### Data to examine ###

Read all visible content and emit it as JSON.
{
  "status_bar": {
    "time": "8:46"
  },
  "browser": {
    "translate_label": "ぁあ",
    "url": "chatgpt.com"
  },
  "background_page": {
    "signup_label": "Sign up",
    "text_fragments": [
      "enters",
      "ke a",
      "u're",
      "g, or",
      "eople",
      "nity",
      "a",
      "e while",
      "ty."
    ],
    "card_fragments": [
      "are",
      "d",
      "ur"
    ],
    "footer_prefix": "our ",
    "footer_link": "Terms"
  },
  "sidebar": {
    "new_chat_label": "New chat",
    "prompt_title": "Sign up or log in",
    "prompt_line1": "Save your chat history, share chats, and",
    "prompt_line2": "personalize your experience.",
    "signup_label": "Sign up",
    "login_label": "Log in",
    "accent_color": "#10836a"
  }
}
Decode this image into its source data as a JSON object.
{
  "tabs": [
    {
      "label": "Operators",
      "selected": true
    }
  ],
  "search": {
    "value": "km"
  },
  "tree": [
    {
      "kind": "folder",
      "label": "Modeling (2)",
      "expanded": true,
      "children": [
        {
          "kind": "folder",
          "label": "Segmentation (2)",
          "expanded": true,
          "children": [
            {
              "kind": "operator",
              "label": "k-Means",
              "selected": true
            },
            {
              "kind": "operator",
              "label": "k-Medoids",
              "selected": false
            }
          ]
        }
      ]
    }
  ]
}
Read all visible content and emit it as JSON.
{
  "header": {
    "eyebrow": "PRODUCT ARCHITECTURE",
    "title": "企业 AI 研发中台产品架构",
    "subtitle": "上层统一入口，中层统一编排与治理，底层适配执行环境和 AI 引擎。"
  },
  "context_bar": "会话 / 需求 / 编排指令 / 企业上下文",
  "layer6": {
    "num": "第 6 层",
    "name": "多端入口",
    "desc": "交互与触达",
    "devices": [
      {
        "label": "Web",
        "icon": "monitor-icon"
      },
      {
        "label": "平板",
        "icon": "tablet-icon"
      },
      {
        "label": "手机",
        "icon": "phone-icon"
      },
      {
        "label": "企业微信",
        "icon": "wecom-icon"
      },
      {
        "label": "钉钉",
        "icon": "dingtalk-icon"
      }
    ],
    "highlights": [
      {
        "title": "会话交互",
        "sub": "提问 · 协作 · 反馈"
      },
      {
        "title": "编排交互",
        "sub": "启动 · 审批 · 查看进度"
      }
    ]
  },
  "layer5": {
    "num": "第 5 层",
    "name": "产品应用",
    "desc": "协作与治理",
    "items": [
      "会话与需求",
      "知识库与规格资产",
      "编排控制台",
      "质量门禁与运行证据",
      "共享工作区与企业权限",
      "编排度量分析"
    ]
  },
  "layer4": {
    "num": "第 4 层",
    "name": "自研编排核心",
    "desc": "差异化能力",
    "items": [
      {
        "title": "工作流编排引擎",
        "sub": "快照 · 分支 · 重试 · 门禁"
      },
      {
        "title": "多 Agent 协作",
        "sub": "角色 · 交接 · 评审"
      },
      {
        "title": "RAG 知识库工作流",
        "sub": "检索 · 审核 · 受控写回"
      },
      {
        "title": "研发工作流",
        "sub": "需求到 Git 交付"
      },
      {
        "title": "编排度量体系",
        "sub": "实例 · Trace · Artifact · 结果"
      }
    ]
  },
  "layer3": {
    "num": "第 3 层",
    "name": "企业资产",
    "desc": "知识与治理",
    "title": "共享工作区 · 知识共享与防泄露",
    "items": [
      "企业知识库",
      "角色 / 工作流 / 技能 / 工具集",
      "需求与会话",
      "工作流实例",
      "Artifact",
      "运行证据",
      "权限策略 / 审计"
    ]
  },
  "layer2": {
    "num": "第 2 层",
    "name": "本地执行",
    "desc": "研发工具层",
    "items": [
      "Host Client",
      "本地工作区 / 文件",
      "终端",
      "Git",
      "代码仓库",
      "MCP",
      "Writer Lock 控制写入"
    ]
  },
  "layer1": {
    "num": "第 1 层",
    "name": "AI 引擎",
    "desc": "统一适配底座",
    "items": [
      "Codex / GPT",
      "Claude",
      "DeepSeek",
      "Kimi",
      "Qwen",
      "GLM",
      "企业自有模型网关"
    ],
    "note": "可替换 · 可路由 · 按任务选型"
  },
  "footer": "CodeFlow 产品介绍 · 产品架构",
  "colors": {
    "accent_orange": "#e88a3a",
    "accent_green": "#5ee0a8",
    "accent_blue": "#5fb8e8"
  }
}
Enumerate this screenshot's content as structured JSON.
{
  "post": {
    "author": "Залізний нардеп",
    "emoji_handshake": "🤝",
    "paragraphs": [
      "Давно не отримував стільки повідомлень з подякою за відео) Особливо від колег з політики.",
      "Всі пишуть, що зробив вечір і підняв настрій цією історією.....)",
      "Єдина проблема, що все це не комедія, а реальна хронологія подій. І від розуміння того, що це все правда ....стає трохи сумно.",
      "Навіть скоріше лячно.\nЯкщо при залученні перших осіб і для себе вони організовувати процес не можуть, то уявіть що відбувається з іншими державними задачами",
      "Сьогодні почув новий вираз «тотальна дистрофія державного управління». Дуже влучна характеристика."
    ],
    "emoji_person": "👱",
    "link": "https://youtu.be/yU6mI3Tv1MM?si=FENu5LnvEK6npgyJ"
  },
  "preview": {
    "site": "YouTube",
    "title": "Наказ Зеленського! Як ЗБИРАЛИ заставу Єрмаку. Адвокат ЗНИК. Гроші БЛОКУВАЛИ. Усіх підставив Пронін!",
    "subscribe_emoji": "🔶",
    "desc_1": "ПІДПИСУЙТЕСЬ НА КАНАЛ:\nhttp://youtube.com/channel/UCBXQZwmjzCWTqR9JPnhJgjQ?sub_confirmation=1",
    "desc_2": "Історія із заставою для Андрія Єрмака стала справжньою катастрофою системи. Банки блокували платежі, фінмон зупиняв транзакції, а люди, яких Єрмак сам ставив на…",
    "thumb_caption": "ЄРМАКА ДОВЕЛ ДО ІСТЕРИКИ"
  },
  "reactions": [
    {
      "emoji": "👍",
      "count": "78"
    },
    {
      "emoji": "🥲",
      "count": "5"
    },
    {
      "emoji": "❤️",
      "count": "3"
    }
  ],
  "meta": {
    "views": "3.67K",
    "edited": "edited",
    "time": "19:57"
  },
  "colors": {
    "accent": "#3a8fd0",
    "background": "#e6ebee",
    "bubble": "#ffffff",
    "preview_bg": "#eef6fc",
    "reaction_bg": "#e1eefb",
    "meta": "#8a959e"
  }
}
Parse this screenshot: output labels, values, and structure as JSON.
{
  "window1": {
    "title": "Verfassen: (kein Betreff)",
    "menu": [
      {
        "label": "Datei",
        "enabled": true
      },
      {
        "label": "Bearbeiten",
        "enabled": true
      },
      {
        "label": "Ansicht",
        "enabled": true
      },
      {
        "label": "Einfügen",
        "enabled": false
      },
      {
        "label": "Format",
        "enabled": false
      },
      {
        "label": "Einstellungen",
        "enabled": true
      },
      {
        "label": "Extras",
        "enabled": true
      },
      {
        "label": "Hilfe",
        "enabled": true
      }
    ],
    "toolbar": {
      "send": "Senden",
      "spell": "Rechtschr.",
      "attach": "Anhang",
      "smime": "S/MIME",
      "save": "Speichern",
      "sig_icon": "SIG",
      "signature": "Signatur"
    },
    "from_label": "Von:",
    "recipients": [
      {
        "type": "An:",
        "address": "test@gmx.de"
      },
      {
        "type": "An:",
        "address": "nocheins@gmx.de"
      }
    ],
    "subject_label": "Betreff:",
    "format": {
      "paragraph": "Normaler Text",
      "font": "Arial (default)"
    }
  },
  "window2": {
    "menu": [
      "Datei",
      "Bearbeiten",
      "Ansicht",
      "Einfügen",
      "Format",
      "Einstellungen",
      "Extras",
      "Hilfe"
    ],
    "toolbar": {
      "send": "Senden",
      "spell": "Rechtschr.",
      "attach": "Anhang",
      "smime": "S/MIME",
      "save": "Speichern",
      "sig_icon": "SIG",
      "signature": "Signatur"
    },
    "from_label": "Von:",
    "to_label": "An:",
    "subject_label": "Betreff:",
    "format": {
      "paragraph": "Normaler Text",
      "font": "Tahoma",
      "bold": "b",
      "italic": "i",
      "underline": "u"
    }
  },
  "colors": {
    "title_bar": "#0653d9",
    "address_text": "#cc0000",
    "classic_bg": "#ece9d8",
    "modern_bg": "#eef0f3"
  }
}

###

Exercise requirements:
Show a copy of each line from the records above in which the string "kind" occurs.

Task result:
      "kind": "folder",
          "kind": "folder",
              "kind": "operator",
              "kind": "operator",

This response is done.